Quantum Theory with Pictures Only

Quantum Theory with Pictures Only

Quantum theory was formulated in the 1920s and 1930s, yet it took about 60 years to discover quantum teleportation. Perhaps, this delayed ‘quantum leap’ can be attributed to the limitations of the prevalent mathematical formalism of quantum theory. Following this Wittgensteinian train of thought, a deeper understanding of quantum physics might be possible if newer mathematical tools are deployed to study it. I will talk about a recently proposed formalism of quantum theory, called Quantum Picturalism. Having its roots in category theory, this pictorial toolbox is based on how systems compose — which sits well with quantum interactions and entanglement. Even though the formalism looks like kindergarten drawings, it makes the study of quantum processes intuitive, can be used to teach a first course in quantum theory and is actively being used to do research in quantum foundations, quantum computing, cognition and even linguistics.

Speaker’s Profile: Muhammad Hamza Waseem is pursuing a DPhil in Condensed Matter Physics as a Rhodes Scholar at the University of Oxford. His research areas are quantum magnonics and hybrid quantum systems. During his undergraduate studies in electrical engineering from UET Lahore, Hamza helped develop pedagogical optics experiments and establishment of a lab at PhysLab, LUMS, and contributed to research on optical metasurfaces at ITU, Lahore. Hamza is also an author (with Dr Muhammad Sabieh Anwar) of the book, Quantum Mechanics in the Single Photon Laboratory, published by the Institute of Physics (IOP). Hamza is also an active Science Communicator, who has co-founded Spectra, an online science magazine and is a key organizer of the KSS Lahore Science Mela series.
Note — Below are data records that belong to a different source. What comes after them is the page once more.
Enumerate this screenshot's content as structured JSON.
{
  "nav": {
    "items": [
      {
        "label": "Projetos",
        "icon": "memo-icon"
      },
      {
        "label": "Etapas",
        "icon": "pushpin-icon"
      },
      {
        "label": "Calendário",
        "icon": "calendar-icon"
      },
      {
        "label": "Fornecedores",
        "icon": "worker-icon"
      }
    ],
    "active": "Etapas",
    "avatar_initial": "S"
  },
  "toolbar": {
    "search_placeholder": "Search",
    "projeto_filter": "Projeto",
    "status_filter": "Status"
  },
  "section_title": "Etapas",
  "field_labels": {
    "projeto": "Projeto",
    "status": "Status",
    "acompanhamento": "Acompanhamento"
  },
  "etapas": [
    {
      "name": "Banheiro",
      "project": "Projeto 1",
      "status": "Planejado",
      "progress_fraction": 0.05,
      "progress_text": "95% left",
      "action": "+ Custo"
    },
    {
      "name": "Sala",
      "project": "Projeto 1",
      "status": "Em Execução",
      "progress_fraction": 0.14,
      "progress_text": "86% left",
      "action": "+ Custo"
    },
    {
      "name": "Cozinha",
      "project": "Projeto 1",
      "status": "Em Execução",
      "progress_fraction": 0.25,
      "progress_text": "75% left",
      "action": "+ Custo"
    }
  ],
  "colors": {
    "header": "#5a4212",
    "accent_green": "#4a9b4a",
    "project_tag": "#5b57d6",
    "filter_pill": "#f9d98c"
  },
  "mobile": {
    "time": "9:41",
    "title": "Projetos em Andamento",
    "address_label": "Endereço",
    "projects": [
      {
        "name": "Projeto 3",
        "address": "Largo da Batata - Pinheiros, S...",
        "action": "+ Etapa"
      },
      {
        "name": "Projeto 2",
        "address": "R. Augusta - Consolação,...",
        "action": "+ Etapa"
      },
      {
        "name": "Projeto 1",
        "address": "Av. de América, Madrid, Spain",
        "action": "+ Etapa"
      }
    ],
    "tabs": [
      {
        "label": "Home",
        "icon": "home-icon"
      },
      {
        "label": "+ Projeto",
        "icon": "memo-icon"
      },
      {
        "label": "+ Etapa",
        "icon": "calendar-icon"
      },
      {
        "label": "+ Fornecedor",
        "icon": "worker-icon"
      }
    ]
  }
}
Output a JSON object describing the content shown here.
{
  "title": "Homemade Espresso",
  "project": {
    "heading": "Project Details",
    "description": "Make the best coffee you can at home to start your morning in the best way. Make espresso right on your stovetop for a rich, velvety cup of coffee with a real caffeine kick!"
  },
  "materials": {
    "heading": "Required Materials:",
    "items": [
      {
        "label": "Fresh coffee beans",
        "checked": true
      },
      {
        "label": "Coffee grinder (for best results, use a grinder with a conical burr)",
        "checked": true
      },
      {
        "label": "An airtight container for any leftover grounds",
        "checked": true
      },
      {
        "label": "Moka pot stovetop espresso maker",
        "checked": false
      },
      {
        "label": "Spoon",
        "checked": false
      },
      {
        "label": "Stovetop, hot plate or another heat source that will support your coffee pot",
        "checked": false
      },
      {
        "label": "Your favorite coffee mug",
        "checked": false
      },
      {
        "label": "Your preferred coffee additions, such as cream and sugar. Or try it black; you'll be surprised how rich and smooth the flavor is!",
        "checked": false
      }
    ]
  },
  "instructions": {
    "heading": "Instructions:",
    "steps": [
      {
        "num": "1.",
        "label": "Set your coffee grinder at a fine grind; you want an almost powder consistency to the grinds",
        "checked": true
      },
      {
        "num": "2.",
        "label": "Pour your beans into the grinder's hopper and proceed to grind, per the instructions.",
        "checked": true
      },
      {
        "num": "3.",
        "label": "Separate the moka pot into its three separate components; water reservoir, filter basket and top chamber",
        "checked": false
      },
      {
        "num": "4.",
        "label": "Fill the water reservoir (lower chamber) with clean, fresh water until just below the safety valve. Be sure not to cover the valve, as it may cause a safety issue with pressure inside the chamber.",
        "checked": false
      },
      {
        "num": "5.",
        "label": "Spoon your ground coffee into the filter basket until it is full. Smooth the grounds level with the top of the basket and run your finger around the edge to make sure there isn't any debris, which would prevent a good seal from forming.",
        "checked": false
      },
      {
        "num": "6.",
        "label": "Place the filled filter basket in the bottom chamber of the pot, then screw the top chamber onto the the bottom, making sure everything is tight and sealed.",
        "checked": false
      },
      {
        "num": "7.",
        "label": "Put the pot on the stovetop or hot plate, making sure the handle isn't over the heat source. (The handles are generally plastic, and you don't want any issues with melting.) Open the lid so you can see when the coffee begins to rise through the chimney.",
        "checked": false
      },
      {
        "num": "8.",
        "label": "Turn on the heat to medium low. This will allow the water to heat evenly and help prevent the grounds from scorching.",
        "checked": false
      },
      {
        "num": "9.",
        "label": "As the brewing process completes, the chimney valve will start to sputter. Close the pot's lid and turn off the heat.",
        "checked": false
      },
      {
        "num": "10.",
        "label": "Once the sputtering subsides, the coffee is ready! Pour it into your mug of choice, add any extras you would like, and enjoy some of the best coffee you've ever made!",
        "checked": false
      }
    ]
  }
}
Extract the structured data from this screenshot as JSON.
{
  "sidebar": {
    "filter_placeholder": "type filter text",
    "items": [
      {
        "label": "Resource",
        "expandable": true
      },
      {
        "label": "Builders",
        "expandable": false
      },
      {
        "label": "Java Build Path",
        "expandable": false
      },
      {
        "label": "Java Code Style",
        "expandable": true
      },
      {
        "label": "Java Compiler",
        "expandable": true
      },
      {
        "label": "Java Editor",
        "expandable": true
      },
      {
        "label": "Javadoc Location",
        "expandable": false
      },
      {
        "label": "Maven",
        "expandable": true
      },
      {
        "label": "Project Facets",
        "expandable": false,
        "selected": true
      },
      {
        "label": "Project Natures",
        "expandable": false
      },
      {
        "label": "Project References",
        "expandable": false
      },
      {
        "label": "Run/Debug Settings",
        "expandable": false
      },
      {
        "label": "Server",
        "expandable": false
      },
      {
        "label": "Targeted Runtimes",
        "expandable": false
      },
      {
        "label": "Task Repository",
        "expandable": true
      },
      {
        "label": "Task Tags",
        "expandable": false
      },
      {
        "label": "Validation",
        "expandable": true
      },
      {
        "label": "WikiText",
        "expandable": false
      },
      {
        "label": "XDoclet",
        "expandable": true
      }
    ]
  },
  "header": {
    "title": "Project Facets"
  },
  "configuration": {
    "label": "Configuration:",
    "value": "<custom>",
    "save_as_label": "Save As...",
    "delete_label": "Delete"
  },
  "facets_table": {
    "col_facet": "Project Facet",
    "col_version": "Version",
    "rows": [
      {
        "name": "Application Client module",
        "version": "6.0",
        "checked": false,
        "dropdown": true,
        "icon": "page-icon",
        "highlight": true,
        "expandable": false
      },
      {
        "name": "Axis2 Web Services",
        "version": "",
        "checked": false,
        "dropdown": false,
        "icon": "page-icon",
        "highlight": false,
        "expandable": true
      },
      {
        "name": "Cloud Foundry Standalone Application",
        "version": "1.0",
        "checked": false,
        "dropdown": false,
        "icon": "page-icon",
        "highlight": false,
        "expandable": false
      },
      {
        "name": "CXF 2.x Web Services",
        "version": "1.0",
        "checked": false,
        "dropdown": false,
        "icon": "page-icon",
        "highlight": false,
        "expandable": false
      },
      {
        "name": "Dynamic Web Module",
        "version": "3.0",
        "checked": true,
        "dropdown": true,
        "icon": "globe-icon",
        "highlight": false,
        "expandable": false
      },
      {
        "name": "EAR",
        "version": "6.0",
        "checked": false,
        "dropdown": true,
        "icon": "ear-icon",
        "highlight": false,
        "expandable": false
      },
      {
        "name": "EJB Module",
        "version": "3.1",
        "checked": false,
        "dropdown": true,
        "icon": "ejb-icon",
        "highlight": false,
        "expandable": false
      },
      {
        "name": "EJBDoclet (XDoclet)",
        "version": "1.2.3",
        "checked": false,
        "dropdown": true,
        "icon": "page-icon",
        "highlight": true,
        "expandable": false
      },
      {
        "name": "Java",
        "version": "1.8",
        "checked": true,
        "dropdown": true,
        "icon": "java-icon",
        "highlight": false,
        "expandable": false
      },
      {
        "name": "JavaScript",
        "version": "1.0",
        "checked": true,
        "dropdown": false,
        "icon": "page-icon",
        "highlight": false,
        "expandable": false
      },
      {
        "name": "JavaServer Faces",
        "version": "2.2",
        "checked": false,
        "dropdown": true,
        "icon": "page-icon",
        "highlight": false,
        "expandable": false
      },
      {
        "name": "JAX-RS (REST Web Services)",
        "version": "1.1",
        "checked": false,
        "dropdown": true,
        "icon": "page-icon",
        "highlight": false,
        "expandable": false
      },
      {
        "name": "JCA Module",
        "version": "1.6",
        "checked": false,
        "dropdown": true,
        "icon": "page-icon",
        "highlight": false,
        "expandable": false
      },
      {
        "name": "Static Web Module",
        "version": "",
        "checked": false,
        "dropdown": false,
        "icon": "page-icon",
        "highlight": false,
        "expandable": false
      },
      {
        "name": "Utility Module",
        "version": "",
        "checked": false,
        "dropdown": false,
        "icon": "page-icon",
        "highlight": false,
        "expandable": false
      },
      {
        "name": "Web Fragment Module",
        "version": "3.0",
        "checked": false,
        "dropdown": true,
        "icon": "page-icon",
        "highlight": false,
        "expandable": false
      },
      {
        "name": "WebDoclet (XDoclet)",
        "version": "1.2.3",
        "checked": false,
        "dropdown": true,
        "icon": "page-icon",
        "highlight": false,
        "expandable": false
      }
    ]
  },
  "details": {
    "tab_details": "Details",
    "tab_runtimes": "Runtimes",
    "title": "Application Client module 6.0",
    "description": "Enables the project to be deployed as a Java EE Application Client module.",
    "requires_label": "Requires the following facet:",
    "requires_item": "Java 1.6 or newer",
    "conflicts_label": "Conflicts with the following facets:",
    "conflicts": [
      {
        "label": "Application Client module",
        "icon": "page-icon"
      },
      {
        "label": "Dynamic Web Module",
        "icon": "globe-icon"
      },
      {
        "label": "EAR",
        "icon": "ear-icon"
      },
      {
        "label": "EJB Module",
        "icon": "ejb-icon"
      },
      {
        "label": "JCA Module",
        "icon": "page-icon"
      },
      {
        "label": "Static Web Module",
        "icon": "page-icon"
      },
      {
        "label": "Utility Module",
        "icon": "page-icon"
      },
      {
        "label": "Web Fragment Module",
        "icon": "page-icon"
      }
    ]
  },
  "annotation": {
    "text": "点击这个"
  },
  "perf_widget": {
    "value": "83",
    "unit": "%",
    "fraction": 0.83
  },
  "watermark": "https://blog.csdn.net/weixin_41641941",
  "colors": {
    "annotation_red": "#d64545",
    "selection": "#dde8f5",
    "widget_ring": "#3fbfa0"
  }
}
Quantum Computing for Beginners: An Online Lecture Series

Quantum Computing for Beginners: An Online Lecture Series

This is a series of eight lectures, each one hour long conducted through Zoom and exclusively online. No formal background in quantum physics is required, though a self-initiation may help. The course is most useful for students in their F.Sc/A’levels and students of physical sciences and engineering who are interested to learn more about quantum computers.